Shadows and Peace

We live in a world dominated by fear. Maybe that’s always so. Maybe because I came up in the generation I did, graduating college in the mid-70s, there was the thought that things could change — and would keep on changing.

I guess they did, but the clouds above aren’t big and white and fluffy, hopeful sort of clouds, they are grey and low-hanging. They are clouds of fear and hate.

I’m astonished by the hate. I realize I’m hopelessly naive about the hate and the fear. Between my family, my religious up-bringing, my year abroad as a Rotary Exchange Student, and my tiny, little women’s college attended in the 70s, I really thought we had the blues on the run. I’ve seen hope triumph and assumed it triumphed forever. It didn’t.

The stupid, hateful fear-mongering that is going on now, the casual disregard for one another’s humanity is horrifying to me. And it’s so big. Hard to know where to enter the fight.

As always it comes back to our choices. We can’t give up on the macro level, we have to participate. I do best working here at home with like minded people. Tiny little acts of love and courage. But we cannot be out of touch with those who do the other work. They are our neighbors too. We can help them keep believing that there are reasons for Hope, that change is possible. We must feed and nourish their souls even as we struggle to find ways to feed and nourish the people of our towns and cities and countrysides.

Under threatening skies, let us build shelters for our neighbors and ourselves. Let us build enclaves of Hope and Beauty, Art and Commerce.

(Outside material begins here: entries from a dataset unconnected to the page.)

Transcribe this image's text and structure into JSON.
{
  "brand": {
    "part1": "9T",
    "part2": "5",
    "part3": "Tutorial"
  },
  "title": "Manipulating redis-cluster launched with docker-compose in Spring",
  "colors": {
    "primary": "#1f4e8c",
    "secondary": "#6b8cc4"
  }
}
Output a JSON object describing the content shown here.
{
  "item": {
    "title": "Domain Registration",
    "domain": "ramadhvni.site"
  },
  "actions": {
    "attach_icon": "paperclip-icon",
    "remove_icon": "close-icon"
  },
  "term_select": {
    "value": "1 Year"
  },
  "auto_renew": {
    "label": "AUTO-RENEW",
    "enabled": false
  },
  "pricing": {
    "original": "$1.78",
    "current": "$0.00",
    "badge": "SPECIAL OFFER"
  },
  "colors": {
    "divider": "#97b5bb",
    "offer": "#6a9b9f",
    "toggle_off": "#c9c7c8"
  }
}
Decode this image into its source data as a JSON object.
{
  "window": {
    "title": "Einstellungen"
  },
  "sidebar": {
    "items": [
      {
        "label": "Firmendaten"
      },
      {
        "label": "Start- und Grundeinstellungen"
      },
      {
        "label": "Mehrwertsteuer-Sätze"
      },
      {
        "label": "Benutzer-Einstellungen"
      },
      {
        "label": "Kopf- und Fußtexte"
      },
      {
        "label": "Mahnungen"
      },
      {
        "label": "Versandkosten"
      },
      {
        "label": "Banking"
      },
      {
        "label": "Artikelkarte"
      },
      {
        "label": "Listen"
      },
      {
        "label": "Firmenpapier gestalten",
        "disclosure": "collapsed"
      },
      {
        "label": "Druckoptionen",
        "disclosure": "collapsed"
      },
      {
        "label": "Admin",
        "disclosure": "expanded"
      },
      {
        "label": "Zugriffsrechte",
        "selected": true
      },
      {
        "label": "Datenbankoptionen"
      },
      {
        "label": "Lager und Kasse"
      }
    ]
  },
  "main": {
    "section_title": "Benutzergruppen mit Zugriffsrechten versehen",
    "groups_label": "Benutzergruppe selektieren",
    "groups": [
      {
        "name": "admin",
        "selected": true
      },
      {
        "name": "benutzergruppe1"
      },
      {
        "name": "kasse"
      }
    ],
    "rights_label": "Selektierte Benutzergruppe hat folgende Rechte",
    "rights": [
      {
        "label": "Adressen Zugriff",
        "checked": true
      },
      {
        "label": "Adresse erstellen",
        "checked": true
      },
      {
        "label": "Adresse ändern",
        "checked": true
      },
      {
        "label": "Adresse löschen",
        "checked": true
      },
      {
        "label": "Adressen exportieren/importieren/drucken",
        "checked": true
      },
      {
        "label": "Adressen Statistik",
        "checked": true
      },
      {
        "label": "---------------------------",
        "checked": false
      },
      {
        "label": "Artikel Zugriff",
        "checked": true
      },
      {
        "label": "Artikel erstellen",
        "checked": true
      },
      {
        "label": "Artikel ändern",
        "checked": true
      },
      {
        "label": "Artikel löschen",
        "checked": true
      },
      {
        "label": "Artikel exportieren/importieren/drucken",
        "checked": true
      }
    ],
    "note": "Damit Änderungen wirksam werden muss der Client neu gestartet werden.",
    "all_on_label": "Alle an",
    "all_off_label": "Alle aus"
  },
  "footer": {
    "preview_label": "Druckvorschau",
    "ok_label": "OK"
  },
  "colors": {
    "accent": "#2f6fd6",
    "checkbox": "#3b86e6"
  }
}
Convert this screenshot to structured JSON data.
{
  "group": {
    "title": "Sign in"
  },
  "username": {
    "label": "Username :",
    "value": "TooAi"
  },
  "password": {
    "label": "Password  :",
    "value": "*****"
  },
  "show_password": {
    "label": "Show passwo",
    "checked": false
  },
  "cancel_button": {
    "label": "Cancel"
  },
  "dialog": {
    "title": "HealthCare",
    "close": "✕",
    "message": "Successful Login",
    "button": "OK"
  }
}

Let us understand that storms pass, because they do, however horrible they are in the meantime. But in the storms, we can be the light and the hope. We can push back the hate.

If we believe in Peace, we must do so.

I believe in Peace.


Wild Sabbath Peace

Yep, this weekend has been flurries of fun mixed with serious moments…

It’s been a long time since I did anything that spectacularly, well, anything…

Taking off your clothes, putting aside good sense, and hopping into the cold water.

But Faye had always wanted to… and i had always wanted to see if I could… So we did and I could.

It’s important to have friends who dare you to deeper things.

Yesterday we hopped in the river. Today we’ll hop in the pulpit. That will be equally fun, very safe, but in its own way equally daring. In between we sat on the couch or at the table and laughed and talked seriously…

And then I’m hopping in my bed for a nap. Poor Faye has to hop in her car and drive for five hours.

I’ve got thinking to do about how our women’s college — Wilson — shaped my life. Today i’m just mulling about how that early connection holds fast in so many ways… and how good and rewarding that is.

Peace… through wackiness. We’ll laugh to that!